without looking at the FIFE code...  It would seem to me that what you need is for every "building with a roof" an extra layer to draw (which is the roof).  By default, the roof is drawn.   It's only "windowed" (not drawn) when a PC/Player camera is "in" the room.

So, as long as FIFE has the understanding of drawing two "objects" on top of each other, it seems relatively straight forward.  If, on the other hand it does not have such "layering"... it's going to be much harder.


Title: Re: Map layout etc...
Post by: mvBarracuda on August 19, 2009, 11:48:08 AM
FIFE supports layers just fine Zenbitz, so there is nothing FIFE-related that stops us from following a Fallout-like map layout approach.

Btw.: did you manage to get FIFE / PARPG running on your Mac Zenbitz? One of the new programmers worked it out and it looked like, while it surely takes some time, it's not that complicated as thought. Might be worth giving it a try again at this point, considering we got a Mac guy on the team now.


Title: Re: Map layout etc...
Post by: Kaydeth on August 19, 2009, 02:30:24 PM
I skimmed through the discussion and really didn't see anything concrete about why indoor separate maps would be that much easier.

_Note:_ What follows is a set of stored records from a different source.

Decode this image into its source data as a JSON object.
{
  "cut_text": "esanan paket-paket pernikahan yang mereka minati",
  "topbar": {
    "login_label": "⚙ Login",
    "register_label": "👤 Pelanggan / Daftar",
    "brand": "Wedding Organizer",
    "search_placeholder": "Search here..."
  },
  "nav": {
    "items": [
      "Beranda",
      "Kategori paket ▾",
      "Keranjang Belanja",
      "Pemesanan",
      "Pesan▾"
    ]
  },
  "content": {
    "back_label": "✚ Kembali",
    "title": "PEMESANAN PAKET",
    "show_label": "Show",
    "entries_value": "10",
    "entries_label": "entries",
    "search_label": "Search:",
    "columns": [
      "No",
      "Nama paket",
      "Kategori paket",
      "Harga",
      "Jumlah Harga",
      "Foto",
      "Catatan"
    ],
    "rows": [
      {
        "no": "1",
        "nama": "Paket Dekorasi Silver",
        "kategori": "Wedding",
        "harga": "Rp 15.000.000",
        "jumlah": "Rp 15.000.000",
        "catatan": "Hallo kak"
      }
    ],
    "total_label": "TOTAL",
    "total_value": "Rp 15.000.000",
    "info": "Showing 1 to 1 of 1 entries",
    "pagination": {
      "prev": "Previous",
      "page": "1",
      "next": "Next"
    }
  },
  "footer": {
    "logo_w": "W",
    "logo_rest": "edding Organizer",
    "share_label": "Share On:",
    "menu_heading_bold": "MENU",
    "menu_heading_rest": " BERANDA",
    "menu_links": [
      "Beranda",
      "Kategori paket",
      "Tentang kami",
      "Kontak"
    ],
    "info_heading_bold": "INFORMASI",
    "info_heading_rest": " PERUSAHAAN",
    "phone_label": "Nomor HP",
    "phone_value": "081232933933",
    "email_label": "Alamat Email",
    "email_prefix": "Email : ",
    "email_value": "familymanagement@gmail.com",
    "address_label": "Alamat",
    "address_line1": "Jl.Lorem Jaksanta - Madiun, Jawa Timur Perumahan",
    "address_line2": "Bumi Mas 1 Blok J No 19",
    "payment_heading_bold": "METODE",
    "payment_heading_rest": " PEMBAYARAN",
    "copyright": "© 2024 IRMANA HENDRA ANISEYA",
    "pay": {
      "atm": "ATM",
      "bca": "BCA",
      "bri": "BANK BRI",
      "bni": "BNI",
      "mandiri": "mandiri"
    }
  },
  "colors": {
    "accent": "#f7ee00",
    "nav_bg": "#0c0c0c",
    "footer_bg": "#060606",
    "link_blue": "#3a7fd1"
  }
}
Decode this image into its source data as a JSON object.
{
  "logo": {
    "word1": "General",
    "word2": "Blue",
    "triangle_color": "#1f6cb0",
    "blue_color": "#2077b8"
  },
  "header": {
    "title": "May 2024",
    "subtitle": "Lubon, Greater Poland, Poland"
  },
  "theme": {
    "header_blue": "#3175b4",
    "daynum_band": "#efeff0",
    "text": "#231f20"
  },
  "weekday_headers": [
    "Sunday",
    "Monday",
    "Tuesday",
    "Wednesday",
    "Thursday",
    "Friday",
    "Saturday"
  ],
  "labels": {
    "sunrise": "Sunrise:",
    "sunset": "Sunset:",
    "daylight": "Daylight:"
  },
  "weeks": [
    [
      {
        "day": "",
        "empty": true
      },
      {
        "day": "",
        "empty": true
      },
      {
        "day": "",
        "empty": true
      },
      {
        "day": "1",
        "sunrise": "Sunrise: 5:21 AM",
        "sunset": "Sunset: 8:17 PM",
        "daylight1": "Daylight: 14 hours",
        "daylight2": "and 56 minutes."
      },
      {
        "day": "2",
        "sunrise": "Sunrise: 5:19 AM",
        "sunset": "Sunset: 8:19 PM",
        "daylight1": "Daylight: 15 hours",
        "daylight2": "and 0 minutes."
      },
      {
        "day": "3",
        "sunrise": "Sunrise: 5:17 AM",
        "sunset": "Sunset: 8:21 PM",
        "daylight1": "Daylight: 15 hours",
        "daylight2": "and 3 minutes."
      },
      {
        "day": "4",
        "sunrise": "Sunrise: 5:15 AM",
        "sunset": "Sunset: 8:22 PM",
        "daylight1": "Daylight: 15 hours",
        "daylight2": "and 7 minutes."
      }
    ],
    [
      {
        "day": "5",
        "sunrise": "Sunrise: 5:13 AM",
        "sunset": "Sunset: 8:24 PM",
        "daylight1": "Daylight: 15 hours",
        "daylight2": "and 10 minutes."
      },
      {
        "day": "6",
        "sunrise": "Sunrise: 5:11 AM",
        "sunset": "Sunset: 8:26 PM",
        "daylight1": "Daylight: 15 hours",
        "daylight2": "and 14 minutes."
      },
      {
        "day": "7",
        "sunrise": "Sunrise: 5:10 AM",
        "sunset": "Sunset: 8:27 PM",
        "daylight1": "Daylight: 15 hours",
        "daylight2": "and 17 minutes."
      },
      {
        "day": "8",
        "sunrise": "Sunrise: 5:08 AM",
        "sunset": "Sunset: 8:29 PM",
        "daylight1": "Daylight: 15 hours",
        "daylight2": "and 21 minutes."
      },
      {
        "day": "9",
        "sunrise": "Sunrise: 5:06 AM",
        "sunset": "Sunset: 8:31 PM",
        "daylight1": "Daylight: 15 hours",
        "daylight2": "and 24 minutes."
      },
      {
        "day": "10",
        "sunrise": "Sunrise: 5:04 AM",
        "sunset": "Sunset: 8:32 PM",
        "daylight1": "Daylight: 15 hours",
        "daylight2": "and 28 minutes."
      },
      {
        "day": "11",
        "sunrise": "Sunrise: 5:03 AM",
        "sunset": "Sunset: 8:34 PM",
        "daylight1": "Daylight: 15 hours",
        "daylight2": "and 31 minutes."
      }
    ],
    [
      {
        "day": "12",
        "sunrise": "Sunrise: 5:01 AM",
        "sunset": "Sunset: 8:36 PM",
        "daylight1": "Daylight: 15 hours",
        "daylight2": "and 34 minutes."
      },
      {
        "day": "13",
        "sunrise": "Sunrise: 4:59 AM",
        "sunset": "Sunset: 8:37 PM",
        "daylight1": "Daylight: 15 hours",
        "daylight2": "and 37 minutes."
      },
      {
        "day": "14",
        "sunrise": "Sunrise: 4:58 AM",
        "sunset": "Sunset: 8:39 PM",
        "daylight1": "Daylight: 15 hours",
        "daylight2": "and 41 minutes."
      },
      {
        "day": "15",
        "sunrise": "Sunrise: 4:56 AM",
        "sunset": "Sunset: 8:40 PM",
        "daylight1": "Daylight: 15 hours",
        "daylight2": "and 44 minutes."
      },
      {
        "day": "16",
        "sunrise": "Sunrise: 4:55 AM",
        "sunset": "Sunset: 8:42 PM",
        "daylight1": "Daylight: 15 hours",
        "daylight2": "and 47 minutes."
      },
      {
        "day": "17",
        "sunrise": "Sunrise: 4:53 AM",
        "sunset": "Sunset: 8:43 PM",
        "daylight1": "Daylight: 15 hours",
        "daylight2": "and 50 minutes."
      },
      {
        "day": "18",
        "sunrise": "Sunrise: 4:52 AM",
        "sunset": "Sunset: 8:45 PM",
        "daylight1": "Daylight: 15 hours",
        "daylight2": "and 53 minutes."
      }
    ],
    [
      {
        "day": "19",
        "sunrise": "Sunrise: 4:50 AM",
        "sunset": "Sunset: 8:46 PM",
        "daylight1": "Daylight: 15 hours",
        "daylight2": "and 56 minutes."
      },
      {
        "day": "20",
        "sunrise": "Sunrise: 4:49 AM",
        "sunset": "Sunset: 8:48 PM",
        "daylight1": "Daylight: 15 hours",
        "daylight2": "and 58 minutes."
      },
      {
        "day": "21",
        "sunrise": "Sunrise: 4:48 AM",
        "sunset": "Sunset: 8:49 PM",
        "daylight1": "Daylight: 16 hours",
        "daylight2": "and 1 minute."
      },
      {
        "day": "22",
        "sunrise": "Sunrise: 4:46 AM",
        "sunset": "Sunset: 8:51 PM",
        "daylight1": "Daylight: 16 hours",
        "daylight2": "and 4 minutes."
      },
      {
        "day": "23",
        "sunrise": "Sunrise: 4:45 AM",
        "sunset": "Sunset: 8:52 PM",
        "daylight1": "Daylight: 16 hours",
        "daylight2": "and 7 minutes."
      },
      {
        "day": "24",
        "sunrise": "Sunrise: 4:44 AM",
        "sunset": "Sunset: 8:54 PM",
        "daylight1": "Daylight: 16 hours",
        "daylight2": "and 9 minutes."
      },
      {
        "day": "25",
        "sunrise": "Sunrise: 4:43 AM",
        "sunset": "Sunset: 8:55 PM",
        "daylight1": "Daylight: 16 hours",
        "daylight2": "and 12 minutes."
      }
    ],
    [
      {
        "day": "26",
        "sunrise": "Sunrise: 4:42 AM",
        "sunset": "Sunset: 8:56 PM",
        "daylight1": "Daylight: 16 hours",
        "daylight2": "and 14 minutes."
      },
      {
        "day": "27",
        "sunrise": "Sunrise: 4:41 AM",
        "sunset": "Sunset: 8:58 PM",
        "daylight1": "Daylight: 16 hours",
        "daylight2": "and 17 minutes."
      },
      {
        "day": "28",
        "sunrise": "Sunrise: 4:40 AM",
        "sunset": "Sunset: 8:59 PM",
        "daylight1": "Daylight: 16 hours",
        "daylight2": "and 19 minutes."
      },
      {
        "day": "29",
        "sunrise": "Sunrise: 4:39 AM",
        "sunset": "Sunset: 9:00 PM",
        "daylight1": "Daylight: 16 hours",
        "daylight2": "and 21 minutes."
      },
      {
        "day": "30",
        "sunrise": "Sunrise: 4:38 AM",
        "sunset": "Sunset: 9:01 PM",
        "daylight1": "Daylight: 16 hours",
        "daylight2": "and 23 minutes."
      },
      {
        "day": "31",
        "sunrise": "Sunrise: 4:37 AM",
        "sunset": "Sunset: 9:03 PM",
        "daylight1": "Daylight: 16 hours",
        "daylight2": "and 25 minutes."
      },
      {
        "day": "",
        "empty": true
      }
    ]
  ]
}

In my opinion this should be more of a decision for the mechanics/graphics departments. I think us programmers can adapt to either decision. I'm going create a Trac ticket to investigate the feasibility of removing a buildings roof and we'll see if we can scrap a prototype together.


Title: Re: Map layout etc...
Post by: zenbitz on August 19, 2009, 11:04:19 PM
Well, from Mechanics perspective, I find it vastly more "tasteful" to have people in buildings able to shoot out into open areas.


Title: Re: Map layout etc...
Post by: GarmGarf on September 11, 2009, 02:04:22 PM
It would also make certain quests and day-to-day mechanics flow better with NPCs being able to walk out of buildings and such.